## Problem to work on
What lines below hold the string "title"? Copy them all.

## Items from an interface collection
______________________________
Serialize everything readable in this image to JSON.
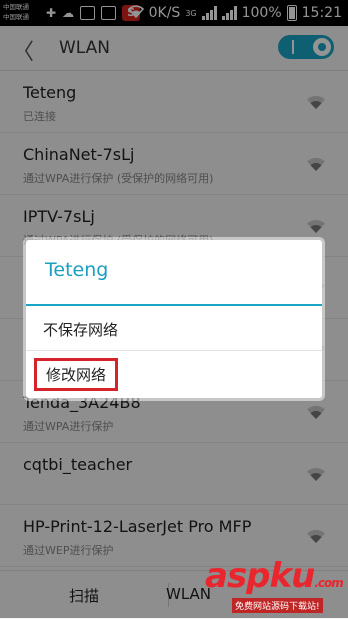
{
  "status_bar": {
    "carrier_lines": [
      "中国联通",
      "中国联通"
    ],
    "net_speed": "0K/S",
    "network_type": "3G",
    "battery": "100%",
    "time": "15:21"
  },
  "header": {
    "title": "WLAN",
    "wlan_enabled": true
  },
  "networks": [
    {
      "ssid": "Teteng",
      "status": "已连接"
    },
    {
      "ssid": "ChinaNet-7sLj",
      "status": "通过WPA进行保护 (受保护的网络可用)"
    },
    {
      "ssid": "IPTV-7sLj",
      "status": "通过WPA进行保护 (受保护的网络可用)"
    },
    {
      "ssid": "",
      "status": ""
    },
    {
      "ssid": "",
      "status": ""
    },
    {
      "ssid": "Tenda_3A24B8",
      "status": "通过WPA进行保护"
    },
    {
      "ssid": "cqtbi_teacher",
      "status": ""
    },
    {
      "ssid": "HP-Print-12-LaserJet Pro MFP",
      "status": "通过WEP进行保护"
    }
  ],
  "bottom_bar": {
    "scan": "扫描",
    "wifi_direct": "WLAN"
  },
  "dialog": {
    "title": "Teteng",
    "options": [
      "不保存网络",
      "修改网络"
    ],
    "highlighted_option": "修改网络",
    "accent_color": "#1aa4c6",
    "highlight_color": "#d6222a"
  },
  "watermark": {
    "brand": "aspku",
    "suffix": ".com",
    "caption": "免费网站源码下载站!"
  }
}
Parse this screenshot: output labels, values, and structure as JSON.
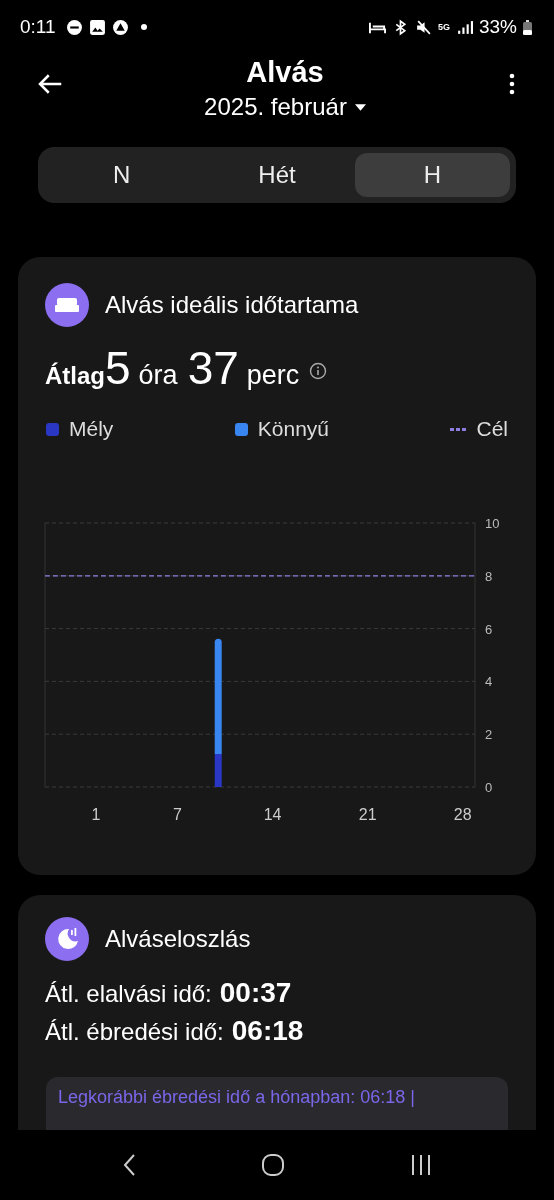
{
  "status_bar": {
    "time": "0:11",
    "network": "5G",
    "battery": "33%"
  },
  "header": {
    "title": "Alvás",
    "period": "2025. február"
  },
  "tabs": [
    {
      "label": "N",
      "selected": false
    },
    {
      "label": "Hét",
      "selected": false
    },
    {
      "label": "H",
      "selected": true
    }
  ],
  "duration_card": {
    "title": "Alvás ideális időtartama",
    "average": {
      "label": "Átlag",
      "hours": "5",
      "hours_unit": "óra",
      "minutes": "37",
      "minutes_unit": "perc"
    },
    "chart_data": {
      "type": "bar",
      "stacked": true,
      "grid": true,
      "x": [
        10
      ],
      "series": [
        {
          "name": "Mély",
          "color": "#2a36c4",
          "values": [
            1.25
          ]
        },
        {
          "name": "Könnyű",
          "color": "#3a86f0",
          "values": [
            4.37
          ]
        }
      ],
      "xlim": [
        -2.75,
        28.9
      ],
      "ylim": [
        0,
        10
      ],
      "xticks": [
        1,
        7,
        14,
        21,
        28
      ],
      "yticks": [
        0,
        2,
        4,
        6,
        8,
        10
      ],
      "ref_lines": [
        {
          "axis": "y",
          "value": 8,
          "label": "Cél",
          "color": "#8c7ee0"
        }
      ]
    }
  },
  "distribution_card": {
    "title": "Alváseloszlás",
    "stats": [
      {
        "label": "Átl. elalvási idő:",
        "value": "00:37"
      },
      {
        "label": "Átl. ébredési idő:",
        "value": "06:18"
      }
    ],
    "note": "Legkorábbi ébredési idő a hónapban: 06:18 |"
  }
}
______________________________
## Task solution
    "title": "WLAN",
    "title": "Teteng",
    "title": "Alvás",
    "title": "Alvás ideális időtartama",
    "title": "Alváseloszlás",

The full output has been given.